notice that the absolute value of a complex number is a non-negative real number, with
Most concepts in analysis can be extended from to , as long as they do not rely on the order in . Sometimes even works better, either because it is algebraically closed or because of Goursat's theorem. Even when the order in is important, often it is enough to order the absolute values of complex numbers.
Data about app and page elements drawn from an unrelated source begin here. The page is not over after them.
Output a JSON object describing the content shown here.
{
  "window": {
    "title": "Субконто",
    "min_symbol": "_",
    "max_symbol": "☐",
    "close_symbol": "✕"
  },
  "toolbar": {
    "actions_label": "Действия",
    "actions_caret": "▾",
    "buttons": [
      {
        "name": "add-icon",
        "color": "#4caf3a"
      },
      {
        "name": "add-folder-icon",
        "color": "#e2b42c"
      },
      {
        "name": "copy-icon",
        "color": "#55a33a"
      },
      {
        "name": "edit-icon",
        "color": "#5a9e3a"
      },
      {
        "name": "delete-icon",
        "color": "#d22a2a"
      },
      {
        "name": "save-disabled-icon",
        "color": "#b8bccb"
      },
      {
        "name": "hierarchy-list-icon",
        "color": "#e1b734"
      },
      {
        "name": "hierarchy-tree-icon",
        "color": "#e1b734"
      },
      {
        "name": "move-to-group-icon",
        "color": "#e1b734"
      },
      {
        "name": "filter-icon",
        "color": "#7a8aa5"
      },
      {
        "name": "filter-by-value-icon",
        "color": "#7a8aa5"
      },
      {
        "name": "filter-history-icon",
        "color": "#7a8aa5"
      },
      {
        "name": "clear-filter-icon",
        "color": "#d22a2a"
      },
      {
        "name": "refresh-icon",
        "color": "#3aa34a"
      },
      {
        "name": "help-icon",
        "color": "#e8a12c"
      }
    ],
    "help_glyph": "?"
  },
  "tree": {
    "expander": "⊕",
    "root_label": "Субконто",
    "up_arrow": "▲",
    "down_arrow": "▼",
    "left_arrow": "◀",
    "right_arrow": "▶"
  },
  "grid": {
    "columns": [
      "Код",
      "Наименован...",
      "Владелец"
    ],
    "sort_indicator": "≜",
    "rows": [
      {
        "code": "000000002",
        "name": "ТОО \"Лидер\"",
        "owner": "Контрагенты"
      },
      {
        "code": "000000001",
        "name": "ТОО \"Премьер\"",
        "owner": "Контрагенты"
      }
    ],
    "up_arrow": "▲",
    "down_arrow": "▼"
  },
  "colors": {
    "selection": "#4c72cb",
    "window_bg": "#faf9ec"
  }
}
See ground field for some of the concepts whose precise definition may vary with the choice of or (or even other possibilities).
Geometry of complex numbers
The complex numbers form a plane, the complex plane . The standard real-valued coordinates on this plane are and , with the identity function on . Much of complex analysis can be understood through differential topology by identifying with , using either and or and . (For example, Cauchy's integral theorem is Green's/Stokes's theorem.)
It is often convenient to use the Alexandroff compactification of , the Riemann sphere (note that the bar here does not indicate complex conjugation). One may think of as ; functions valued in but containing ‘poles’ may be taken to be valued in , with whenever is a pole of .